A BIT LARGER than Wales, the island of Taiwan occupies some 14,000 square miles to the south-east of mainland China. It has a population of 21 million, 15 to 20 per cent of whom are of mainland Chinese origin. About 350,000 are aboriginal people, who have more in common with Filipinos than Chinese. From 1895 to 1945 Taiwan was under Japanese occupation. It emerged from the war as one of Asia's poorest countries but is now ranked as one of the richest.

Chiang Kai-shek led his defeated nationalist forces from mainland China to Taiwan in 1949 where he re-established the Republic of China, claiming that his government was the sole legitimate authority in China. China, in turn, regards Taiwan as a renegade province with no rights to self- determination.

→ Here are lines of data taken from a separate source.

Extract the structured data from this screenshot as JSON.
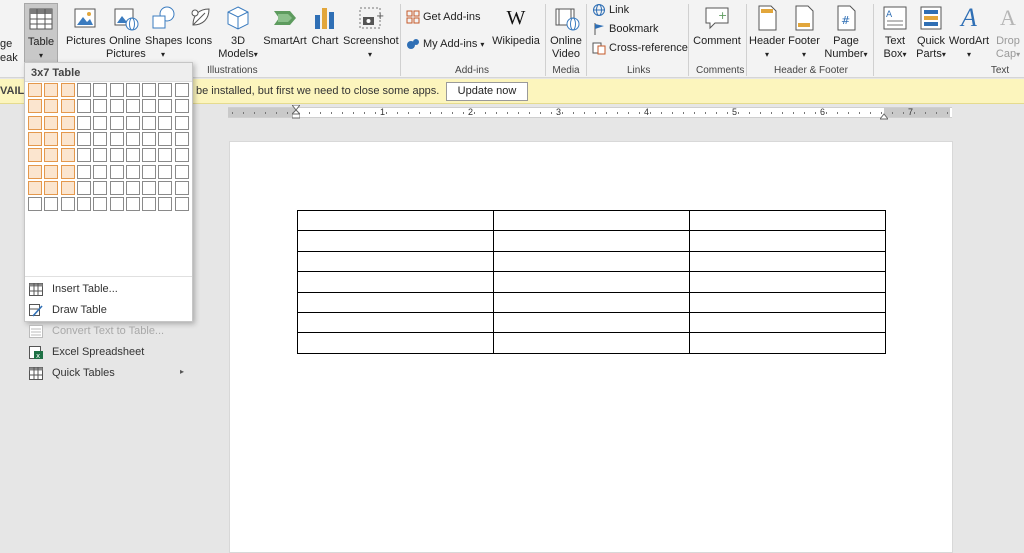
{
  "ribbon": {
    "left_partial_1": "ge",
    "left_partial_2": "eak",
    "table_label": "Table",
    "table_arrow": "▾",
    "pictures_label": "Pictures",
    "online_pictures_label_1": "Online",
    "online_pictures_label_2": "Pictures",
    "shapes_label": "Shapes",
    "icons_label": "Icons",
    "models_label_1": "3D",
    "models_label_2": "Models",
    "smartart_label": "SmartArt",
    "chart_label": "Chart",
    "screenshot_label": "Screenshot",
    "get_addins_label": "Get Add-ins",
    "my_addins_label": "My Add-ins",
    "wikipedia_label": "Wikipedia",
    "online_video_label_1": "Online",
    "online_video_label_2": "Video",
    "link_label": "Link",
    "bookmark_label": "Bookmark",
    "crossref_label": "Cross-reference",
    "comment_label": "Comment",
    "header_label": "Header",
    "footer_label": "Footer",
    "page_number_label_1": "Page",
    "page_number_label_2": "Number",
    "textbox_label_1": "Text",
    "textbox_label_2": "Box",
    "quickparts_label_1": "Quick",
    "quickparts_label_2": "Parts",
    "wordart_label": "WordArt",
    "dropcap_label_1": "Drop",
    "dropcap_label_2": "Cap",
    "groups": {
      "illustrations": "Illustrations",
      "addins": "Add-ins",
      "media": "Media",
      "links": "Links",
      "comments": "Comments",
      "header_footer": "Header & Footer",
      "text": "Text"
    }
  },
  "notification": {
    "left_text": "VAILA",
    "message": "be installed, but first we need to close some apps.",
    "update_button": "Update now"
  },
  "ruler": {
    "numbers": [
      "1",
      "2",
      "3",
      "4",
      "5",
      "6",
      "7"
    ]
  },
  "table_menu": {
    "title": "3x7 Table",
    "grid_cols": 10,
    "grid_rows": 8,
    "selected_cols": 3,
    "selected_rows": 7,
    "items": [
      {
        "label": "Insert Table...",
        "icon": "insert-table-icon",
        "disabled": false,
        "submenu": false
      },
      {
        "label": "Draw Table",
        "icon": "draw-table-icon",
        "disabled": false,
        "submenu": false
      },
      {
        "label": "Convert Text to Table...",
        "icon": "convert-text-icon",
        "disabled": true,
        "submenu": false
      },
      {
        "label": "Excel Spreadsheet",
        "icon": "excel-icon",
        "disabled": false,
        "submenu": false
      },
      {
        "label": "Quick Tables",
        "icon": "quick-tables-icon",
        "disabled": false,
        "submenu": true
      }
    ],
    "submenu_arrow": "▸"
  },
  "document": {
    "table_cols": 3,
    "table_rows": 7
  },
  "colors": {
    "ribbon_bg": "#f3f3f3",
    "notify_bg": "#fcf5bd",
    "grid_selected": "#e4984c",
    "chart_blue": "#2f6fb5",
    "chart_gold": "#e2a63b"
  }
}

With western, particularly United States support, the fiction of Taiwanese rule over China was maintained for two decades. However in 1971, Chiang Kai-shek's refusal to accept the People's Republic of China's admission to the United Nations resulted in Taiwan's expulsion. In 1979 the US withdrew diplomatic recognition and ended the mutual defence treaty. This effectively plunged Taiwan into diplomatic isolation.

Chiang Kai-shek's government was brutal in its suppression of Taiwanese resistance, laying the seeds of bitter divisions between the indigenous population and the new comers.

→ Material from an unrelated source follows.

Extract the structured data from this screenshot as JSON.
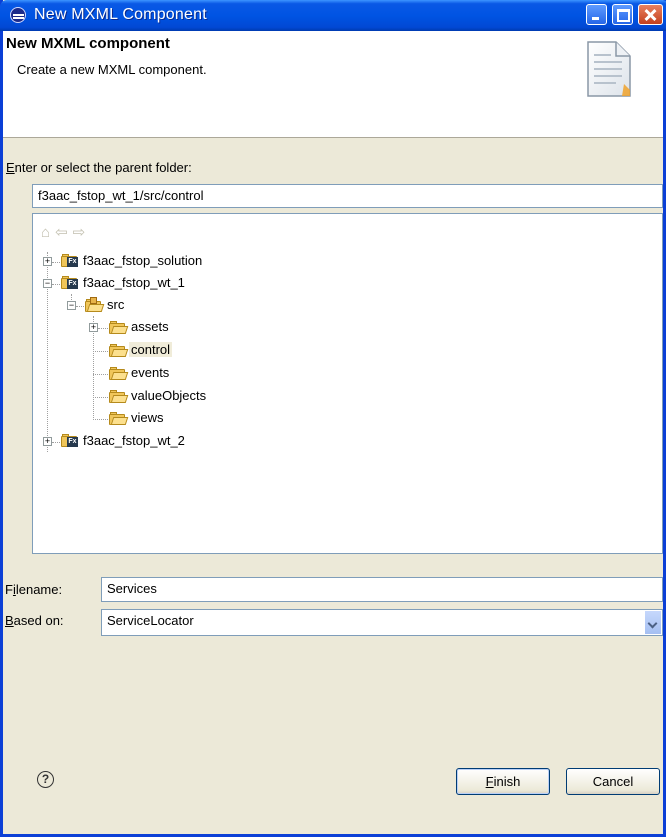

However, his son Chiang Ching-kuo, who assumed the presidency after his father's death, realised that the nationalist's hardline policies were no longer viable. He believed they would only be able to retain power by introducing a degree of political liberalisation - somewhat comparable to the economic liberalisation which allowed the economy to boom.

In 1987 martial law was lifted. Taiwan has embraced democracy, abandoning the reality of a system constructed to rule the whole of China. Both governments in Peking and Taipei are committed to the reunification of China but progress towards reintegration is leaden.